The keyword `IonDynamics`

is set to `Yes`

and for this example, we are
starting with zero initial atomic velocities. The short, but strong, laser pulse
drives electrons from the HOMO to the LUMO and this sudden change in the
electronic structure impulsively drives the nuclei to move. In the following
figure, we plot the distances between neighbouring carbon atoms in the benzene
ring:

After the short excitation, all carbon atoms move in a *breathing* motion with
all distances increasing and decreasing periodically. The breathing is not
perfect but is a good approximation of the actual motion. The process can be
explained if we picture the state of the system being in a coherent
superposition between the ground and excited states. In this superposition,
electrons which were occupying bonding orbitals now partially populate
anti-bonding orbitals.
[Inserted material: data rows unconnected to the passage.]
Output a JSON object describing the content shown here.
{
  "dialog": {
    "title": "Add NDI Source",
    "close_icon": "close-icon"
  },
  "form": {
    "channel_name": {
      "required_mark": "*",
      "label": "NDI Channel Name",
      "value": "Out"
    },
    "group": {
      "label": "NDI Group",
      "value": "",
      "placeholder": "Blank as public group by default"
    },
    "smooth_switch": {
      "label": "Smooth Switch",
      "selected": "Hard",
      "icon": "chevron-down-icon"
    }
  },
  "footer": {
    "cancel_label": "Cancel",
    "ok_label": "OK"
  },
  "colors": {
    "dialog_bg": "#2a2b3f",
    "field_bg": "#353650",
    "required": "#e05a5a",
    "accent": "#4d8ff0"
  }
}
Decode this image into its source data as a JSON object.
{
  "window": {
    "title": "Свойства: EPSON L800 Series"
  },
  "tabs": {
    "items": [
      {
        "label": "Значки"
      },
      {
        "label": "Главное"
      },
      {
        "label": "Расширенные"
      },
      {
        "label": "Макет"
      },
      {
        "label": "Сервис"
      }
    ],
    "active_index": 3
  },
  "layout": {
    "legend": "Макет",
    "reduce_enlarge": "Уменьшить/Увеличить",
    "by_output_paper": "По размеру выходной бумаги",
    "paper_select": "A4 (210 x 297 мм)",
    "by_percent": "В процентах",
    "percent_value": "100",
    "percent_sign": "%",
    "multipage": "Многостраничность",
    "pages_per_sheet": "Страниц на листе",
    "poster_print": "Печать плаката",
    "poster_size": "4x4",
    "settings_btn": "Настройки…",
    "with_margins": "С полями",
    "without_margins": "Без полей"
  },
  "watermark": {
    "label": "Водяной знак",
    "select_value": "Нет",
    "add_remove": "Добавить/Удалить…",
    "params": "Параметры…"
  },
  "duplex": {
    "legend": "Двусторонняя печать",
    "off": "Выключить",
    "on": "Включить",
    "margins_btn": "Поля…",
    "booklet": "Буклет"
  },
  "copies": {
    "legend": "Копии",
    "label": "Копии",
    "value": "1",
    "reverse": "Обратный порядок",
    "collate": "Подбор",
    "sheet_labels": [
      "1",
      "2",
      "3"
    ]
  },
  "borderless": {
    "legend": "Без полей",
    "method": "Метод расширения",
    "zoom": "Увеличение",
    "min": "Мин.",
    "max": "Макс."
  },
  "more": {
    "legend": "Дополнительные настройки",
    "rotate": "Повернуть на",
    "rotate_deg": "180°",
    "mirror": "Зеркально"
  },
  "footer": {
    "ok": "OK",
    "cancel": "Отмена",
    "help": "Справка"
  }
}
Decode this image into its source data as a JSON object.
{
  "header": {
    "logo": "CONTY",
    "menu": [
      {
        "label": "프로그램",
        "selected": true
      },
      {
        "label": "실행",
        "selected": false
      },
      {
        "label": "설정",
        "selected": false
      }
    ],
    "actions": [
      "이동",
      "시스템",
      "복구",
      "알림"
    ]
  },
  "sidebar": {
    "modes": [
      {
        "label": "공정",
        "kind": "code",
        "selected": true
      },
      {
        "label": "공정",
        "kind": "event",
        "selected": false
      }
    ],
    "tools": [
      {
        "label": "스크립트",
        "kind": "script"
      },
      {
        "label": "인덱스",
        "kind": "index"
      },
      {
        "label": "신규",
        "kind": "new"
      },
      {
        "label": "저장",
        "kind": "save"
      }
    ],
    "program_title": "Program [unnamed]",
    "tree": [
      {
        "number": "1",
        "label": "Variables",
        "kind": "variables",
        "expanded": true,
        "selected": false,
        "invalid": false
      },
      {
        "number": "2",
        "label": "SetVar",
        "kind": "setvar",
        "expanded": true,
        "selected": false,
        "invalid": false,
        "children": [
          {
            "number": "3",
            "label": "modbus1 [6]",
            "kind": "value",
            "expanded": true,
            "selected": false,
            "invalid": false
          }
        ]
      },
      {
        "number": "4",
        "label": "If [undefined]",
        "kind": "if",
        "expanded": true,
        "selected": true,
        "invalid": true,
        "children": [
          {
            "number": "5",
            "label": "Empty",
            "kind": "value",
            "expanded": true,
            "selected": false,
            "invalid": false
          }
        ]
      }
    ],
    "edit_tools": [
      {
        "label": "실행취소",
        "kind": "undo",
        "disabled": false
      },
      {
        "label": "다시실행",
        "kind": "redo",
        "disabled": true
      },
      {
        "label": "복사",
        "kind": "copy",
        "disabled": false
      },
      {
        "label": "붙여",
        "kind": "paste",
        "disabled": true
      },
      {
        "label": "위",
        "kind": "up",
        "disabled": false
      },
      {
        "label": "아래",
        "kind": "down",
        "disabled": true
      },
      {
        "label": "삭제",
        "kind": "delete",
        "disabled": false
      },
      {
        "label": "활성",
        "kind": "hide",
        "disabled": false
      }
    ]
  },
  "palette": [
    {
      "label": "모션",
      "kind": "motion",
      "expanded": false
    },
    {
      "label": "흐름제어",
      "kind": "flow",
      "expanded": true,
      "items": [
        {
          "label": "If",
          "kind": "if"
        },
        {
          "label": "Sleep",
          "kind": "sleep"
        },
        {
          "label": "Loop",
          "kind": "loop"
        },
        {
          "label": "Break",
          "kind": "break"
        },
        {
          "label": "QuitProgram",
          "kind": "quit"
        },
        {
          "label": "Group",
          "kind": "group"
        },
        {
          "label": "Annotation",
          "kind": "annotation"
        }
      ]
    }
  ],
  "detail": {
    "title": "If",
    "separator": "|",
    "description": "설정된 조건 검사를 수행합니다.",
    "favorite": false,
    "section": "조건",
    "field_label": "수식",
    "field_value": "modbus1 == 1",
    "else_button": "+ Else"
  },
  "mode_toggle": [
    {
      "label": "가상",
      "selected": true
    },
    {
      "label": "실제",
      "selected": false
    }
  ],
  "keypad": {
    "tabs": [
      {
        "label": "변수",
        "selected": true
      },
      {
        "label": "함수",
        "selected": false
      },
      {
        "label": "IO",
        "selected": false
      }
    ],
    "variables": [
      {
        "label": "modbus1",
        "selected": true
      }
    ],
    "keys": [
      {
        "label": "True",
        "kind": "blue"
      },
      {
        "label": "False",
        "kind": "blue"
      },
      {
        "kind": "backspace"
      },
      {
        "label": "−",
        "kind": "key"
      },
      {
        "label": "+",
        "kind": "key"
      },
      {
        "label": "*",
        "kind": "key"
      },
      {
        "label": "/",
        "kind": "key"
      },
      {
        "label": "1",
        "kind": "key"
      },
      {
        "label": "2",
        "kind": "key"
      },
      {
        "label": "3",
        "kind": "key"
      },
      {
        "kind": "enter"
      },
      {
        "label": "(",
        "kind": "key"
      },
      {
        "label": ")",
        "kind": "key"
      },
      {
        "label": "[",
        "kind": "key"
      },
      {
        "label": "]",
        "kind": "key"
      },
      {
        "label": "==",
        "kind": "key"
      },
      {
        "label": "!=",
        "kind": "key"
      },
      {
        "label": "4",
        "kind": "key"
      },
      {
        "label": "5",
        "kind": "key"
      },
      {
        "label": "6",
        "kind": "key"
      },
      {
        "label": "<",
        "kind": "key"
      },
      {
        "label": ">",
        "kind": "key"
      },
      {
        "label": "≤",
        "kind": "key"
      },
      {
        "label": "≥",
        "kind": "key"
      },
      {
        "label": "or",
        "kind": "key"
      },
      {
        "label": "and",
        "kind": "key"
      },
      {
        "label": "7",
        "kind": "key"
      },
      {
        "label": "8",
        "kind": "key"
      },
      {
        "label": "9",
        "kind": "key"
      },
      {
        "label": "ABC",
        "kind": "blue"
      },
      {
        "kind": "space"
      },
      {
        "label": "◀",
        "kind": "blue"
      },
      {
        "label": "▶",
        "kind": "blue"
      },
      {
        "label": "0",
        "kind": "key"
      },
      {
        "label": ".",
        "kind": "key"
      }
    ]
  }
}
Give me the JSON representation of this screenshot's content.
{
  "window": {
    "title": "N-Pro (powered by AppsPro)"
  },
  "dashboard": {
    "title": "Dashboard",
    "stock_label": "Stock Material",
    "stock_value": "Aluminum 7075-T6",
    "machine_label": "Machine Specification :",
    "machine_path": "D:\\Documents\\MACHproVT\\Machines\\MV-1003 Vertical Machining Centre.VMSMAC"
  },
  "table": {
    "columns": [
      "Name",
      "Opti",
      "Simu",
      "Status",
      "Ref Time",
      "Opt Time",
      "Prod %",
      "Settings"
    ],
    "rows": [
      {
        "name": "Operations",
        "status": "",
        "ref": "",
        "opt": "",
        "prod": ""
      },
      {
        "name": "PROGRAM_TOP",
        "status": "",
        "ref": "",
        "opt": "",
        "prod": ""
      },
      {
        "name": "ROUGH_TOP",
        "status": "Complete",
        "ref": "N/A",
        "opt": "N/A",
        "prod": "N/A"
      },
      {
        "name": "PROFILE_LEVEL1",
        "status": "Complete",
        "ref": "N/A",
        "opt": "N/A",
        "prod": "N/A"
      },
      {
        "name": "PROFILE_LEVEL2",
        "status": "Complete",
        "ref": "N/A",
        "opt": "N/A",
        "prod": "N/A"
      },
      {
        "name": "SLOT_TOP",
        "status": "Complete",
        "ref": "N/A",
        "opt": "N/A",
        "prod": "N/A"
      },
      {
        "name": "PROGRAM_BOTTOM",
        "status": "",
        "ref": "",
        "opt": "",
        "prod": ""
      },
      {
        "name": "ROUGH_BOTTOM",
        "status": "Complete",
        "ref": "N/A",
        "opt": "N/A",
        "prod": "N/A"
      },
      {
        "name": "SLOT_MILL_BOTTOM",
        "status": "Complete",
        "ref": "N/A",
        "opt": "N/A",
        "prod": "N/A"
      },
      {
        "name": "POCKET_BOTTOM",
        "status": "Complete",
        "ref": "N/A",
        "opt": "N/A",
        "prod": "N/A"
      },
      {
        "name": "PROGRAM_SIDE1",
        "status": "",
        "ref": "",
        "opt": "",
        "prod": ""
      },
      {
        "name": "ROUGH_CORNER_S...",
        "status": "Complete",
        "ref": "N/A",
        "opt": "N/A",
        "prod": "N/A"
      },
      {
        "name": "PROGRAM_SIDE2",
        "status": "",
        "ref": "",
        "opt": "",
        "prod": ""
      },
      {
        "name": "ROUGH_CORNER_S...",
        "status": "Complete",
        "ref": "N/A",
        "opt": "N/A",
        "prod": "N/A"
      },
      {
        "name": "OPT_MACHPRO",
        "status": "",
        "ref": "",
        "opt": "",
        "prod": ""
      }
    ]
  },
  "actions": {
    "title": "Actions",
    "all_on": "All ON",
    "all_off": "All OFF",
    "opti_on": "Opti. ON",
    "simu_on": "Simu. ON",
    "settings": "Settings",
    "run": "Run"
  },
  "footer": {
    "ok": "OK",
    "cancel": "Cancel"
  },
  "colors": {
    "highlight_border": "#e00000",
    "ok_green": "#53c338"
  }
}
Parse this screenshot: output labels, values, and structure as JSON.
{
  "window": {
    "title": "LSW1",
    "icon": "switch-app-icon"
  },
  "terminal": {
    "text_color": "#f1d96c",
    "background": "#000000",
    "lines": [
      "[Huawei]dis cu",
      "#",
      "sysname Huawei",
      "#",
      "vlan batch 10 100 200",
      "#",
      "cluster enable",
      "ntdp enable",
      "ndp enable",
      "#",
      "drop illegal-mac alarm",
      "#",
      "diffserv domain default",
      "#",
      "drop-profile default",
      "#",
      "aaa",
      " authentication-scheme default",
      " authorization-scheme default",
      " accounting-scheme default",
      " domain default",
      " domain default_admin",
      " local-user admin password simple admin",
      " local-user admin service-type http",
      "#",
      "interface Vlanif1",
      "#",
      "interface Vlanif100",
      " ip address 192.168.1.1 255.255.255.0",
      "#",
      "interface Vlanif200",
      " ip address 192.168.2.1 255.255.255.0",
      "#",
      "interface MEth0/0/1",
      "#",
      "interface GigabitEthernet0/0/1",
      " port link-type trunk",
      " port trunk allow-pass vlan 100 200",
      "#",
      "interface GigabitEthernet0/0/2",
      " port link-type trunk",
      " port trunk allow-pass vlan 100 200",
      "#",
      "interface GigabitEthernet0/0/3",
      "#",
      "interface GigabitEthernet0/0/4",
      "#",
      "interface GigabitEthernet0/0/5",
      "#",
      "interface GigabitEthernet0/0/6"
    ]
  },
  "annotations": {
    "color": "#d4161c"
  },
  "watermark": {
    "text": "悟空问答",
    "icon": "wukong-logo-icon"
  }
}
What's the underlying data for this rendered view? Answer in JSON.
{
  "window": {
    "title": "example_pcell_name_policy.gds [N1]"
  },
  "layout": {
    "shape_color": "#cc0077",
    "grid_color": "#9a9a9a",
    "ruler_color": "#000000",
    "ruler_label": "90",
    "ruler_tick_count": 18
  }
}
In this highly symmetric molecule, all C-C bonds lose
strength and therefore, after the excitation, the equilibrium position is
displaced to a longer inter-atomic distance. This sudden change of effective
potential energy surface drives the nuclear motion, which now oscillates around
the new displaced equilibrium.